As residents and business owners take on the city of Fresno’s “shelter in place” recommendation, which went into effect Thursday, many are turning to the web to keep their services going.
The city released a list of “Essential” and “Non-Essential” businesses. Officials are advising residents to cease trips to non-essential businesses, to reduce the spread of COVID-19. Grocery and hardware stores made the “Essential” list, but bars and hair salons did not.
In response, Full Circle Brewing Company in Fresno’s Chinatown launched a new delivery service: “Full Circle 2 Go.”
“It did not exist a month ago,” CEO Arthur Moye said. Beer deliveries were something he knew was possible, but, “it was on the backburner until the necessity arose.” While customers can’t hang out at Full Circle’s two locations, patrons can still pick up beer, or have it delivered. One downside to the limited service, Moye said, is the company has cut back on employee hours.
Fitness centers are also on the “non-essential” list. To help its patrons continue to create endorphins, Tower Yoga has begun streaming classes online.
Jameson Henkle is the part-owner and studio manager for the Fresno yoga studio.
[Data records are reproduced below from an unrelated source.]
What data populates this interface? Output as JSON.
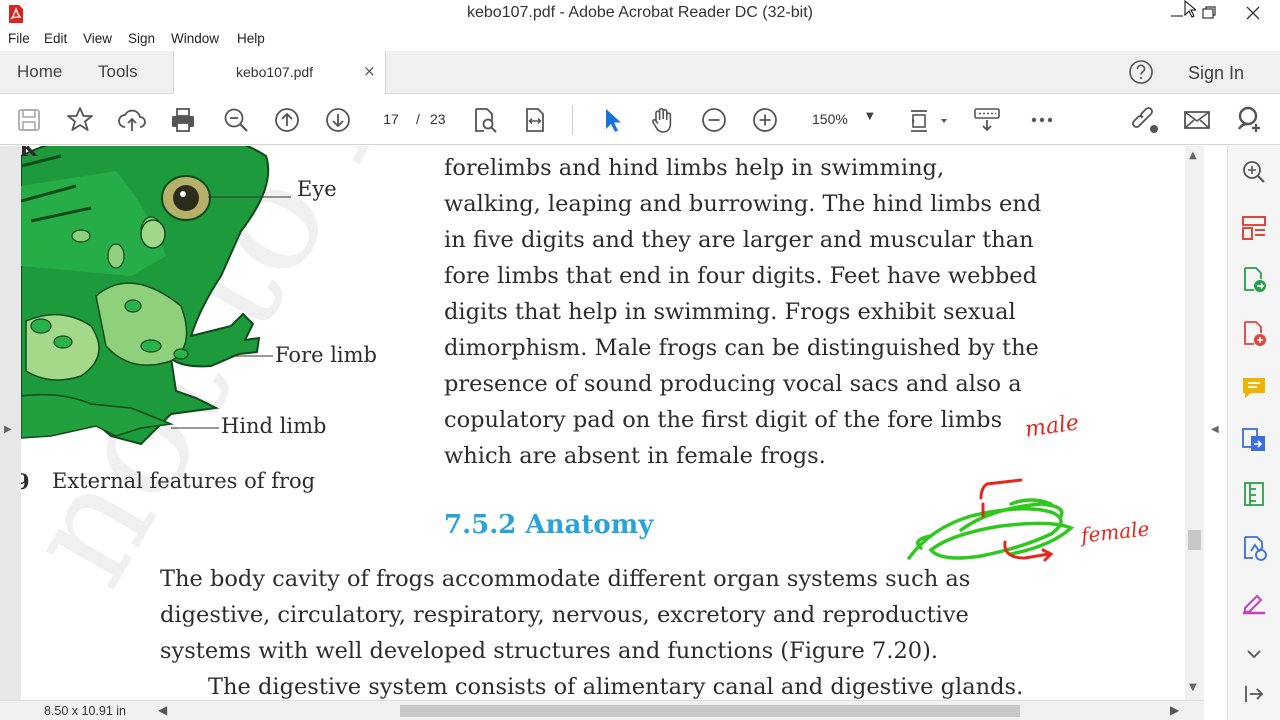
{
  "window": {
    "title": "kebo107.pdf - Adobe Acrobat Reader DC (32-bit)"
  },
  "menu": [
    "File",
    "Edit",
    "View",
    "Sign",
    "Window",
    "Help"
  ],
  "tabs": {
    "home": "Home",
    "tools": "Tools",
    "document": "kebo107.pdf",
    "close": "×",
    "sign_in": "Sign In"
  },
  "toolbar": {
    "current_page": "17",
    "separator": "/",
    "total_pages": "23",
    "zoom": "150%"
  },
  "document": {
    "figure_labels": {
      "eye": "Eye",
      "fore_limb": "Fore limb",
      "hind_limb": "Hind limb"
    },
    "figure_number_fragment": "9",
    "caption": "External features of frog",
    "top_fragment": "K",
    "paragraph_lines": [
      "forelimbs  and  hind  limbs  help  in  swimming,",
      "walking, leaping and burrowing. The hind limbs end",
      "in five digits and they are larger and muscular than",
      "fore limbs that end in four digits. Feet have webbed",
      "digits that help in swimming. Frogs exhibit sexual",
      "dimorphism. Male frogs can be distinguished by the",
      "presence of sound producing vocal sacs and also a",
      "copulatory pad on the first digit of the fore limbs",
      "which are absent in female frogs."
    ],
    "section_heading": "7.5.2  Anatomy",
    "anatomy_lines": [
      "The body cavity of frogs accommodate different organ systems such as",
      "digestive, circulatory, respiratory, nervous, excretory and reproductive",
      "systems with well developed structures and functions  (Figure 7.20).",
      "The digestive system consists of alimentary canal and digestive glands."
    ],
    "watermark": "not to be",
    "annotation_male": "male",
    "annotation_female": "female"
  },
  "status": {
    "page_size": "8.50 x 10.91 in"
  },
  "colors": {
    "accent_heading": "#2aa4d8",
    "ink_red": "#e8261e",
    "ink_green": "#2ec81e"
  }
}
Its classes ended Monday, and the studio began posting videos on Tuesday. “We’re still in the studio daily, filming and recording these videos, but they’re available for everyone for free,” said Henkle.
He said the videos are a way to maintain physical health, and added, “Yoga practiced at home is one source of helping to maintain a strong mind, and a strong heart, and a strong body.”
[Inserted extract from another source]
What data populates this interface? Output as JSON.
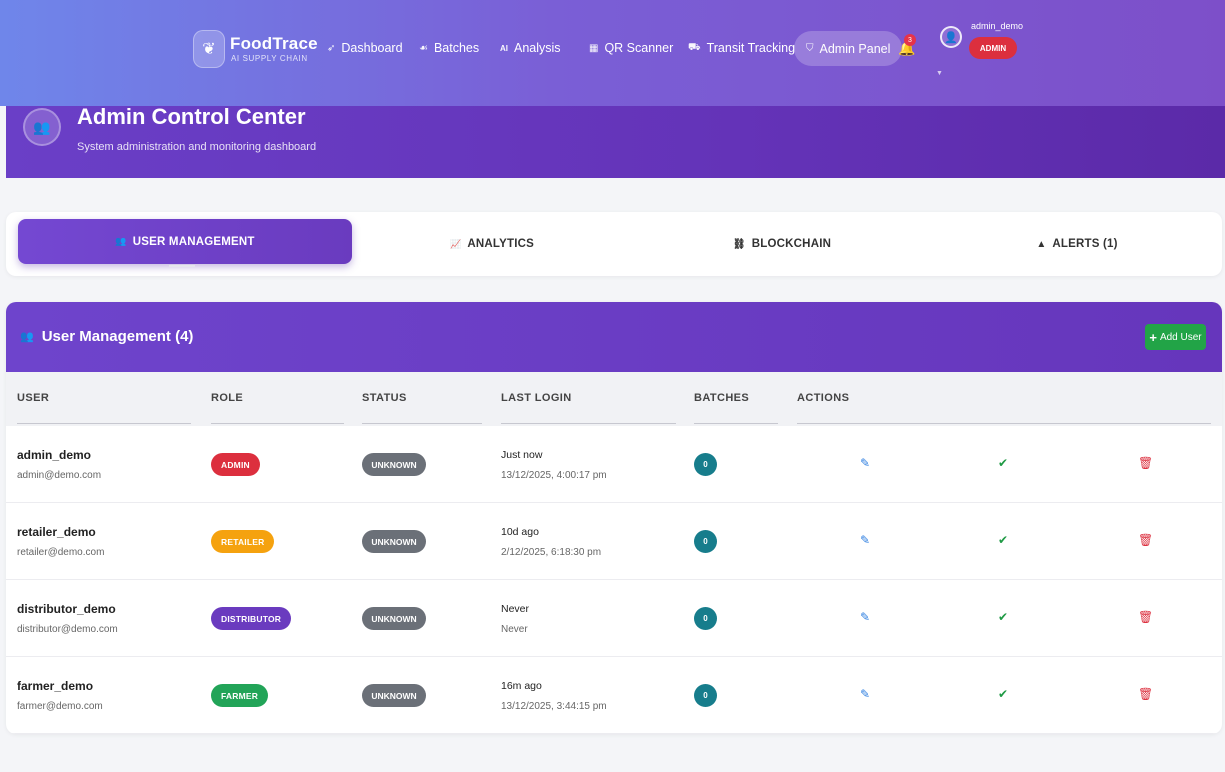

One hallmark of the Tower Yoga studio are classes where the room is heated to 105 degrees Fahrenheit to help with flexibility and movement. While warming up one’s home may not be a comparable option, Henkle said that hot yoga enthusiasts can still “build heat from the inside out through a dedicated practice.” For some, that may be a power yoga class, or for others it might be a restorative class. “The heat will still be here once we all leave our homes,” he said.
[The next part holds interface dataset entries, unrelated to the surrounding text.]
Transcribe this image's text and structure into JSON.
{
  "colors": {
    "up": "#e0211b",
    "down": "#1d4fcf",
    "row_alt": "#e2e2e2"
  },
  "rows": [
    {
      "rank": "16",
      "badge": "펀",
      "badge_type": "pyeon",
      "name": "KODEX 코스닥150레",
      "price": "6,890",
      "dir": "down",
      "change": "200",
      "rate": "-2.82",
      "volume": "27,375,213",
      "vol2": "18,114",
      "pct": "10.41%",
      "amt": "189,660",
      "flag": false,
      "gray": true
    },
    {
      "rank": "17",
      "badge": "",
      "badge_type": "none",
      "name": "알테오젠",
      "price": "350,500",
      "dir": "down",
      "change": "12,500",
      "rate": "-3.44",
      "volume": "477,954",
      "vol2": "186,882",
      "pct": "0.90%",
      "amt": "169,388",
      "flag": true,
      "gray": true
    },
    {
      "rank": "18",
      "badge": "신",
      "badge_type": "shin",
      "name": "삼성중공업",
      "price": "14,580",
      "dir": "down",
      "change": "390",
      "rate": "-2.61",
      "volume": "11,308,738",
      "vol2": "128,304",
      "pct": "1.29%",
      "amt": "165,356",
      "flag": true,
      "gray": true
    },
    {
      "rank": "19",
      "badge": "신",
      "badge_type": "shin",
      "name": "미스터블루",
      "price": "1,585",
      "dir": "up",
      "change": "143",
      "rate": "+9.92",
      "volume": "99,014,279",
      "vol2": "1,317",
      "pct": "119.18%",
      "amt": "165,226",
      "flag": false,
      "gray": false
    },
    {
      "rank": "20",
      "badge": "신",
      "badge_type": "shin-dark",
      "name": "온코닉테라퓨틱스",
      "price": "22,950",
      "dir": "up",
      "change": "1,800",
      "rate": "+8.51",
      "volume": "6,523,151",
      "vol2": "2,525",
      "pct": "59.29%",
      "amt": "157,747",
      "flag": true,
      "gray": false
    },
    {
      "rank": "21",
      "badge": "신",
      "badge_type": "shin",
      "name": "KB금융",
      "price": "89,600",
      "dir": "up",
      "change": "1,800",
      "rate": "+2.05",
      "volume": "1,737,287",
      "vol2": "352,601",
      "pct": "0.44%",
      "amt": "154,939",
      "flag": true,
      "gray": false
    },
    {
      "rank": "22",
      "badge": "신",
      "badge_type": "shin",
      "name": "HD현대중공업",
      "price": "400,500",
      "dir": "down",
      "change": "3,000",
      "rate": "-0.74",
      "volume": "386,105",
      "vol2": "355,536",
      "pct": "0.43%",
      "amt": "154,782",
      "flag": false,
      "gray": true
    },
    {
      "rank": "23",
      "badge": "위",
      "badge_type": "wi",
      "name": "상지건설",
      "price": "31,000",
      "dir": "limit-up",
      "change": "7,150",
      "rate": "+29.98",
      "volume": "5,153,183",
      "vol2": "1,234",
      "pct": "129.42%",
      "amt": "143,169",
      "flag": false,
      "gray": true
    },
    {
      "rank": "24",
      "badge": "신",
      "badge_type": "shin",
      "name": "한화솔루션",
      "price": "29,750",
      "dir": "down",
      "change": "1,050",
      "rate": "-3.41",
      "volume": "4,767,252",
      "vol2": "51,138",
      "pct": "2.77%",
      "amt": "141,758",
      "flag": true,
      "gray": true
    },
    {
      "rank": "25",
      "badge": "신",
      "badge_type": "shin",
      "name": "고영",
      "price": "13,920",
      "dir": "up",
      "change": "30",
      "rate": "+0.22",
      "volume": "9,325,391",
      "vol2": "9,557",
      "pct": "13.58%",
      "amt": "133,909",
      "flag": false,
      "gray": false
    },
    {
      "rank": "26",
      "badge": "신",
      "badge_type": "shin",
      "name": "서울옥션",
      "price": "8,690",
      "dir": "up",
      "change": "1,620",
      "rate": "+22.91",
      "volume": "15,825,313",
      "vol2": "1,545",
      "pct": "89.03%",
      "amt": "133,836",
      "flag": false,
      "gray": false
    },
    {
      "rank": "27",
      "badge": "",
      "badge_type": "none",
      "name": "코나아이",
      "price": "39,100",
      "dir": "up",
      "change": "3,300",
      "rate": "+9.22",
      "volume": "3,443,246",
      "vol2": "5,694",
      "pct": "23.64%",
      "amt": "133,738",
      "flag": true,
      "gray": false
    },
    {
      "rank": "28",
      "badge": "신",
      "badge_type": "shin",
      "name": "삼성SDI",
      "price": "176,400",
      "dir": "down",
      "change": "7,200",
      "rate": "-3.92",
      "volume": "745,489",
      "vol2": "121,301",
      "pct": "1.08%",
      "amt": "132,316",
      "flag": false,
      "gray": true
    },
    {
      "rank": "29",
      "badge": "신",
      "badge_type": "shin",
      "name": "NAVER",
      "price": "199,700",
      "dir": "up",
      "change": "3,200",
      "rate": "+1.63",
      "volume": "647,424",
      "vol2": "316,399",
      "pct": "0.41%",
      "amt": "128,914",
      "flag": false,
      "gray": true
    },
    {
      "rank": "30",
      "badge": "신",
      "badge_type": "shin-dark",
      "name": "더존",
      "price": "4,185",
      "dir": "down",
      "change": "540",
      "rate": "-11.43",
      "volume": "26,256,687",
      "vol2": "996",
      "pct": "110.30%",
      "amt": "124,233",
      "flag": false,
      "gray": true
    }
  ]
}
The city’s shelter-in-place order is advised until March 31, but it could be extended.
Leanna Beal, a hair stylist in Fresno said that fear of the virus prompted some to cancel their appointments even before the emergency order. “As a 20-something, this is the strangest thing that’s ever happened in my life,” she said.
Beal styles hair at Ulta, a store owned by a corporation that closed all of its U.S. locations until March 31.
But Beal says working at a corporate entity differs from other stylists she knows, who are paid per service. “Some of my friends are in this position where they’re living paycheck to paycheck, and obviously this isn’t ideal,” Beal said.
In the meantime, she suggests that if clients can afford it, they could offer to pay their stylist in advance. “I see clients every four to six weeks and you get to really know them,” she said. “And if they’re planning on returning, it’s not a big deal.”
In a press conference today, Fresno Mayor Lee Brand encouraged residents to stay safe, and do what they can to “flatten the curve,” referring to graphs that have charted the exponentially rising number of COVID-19 cases.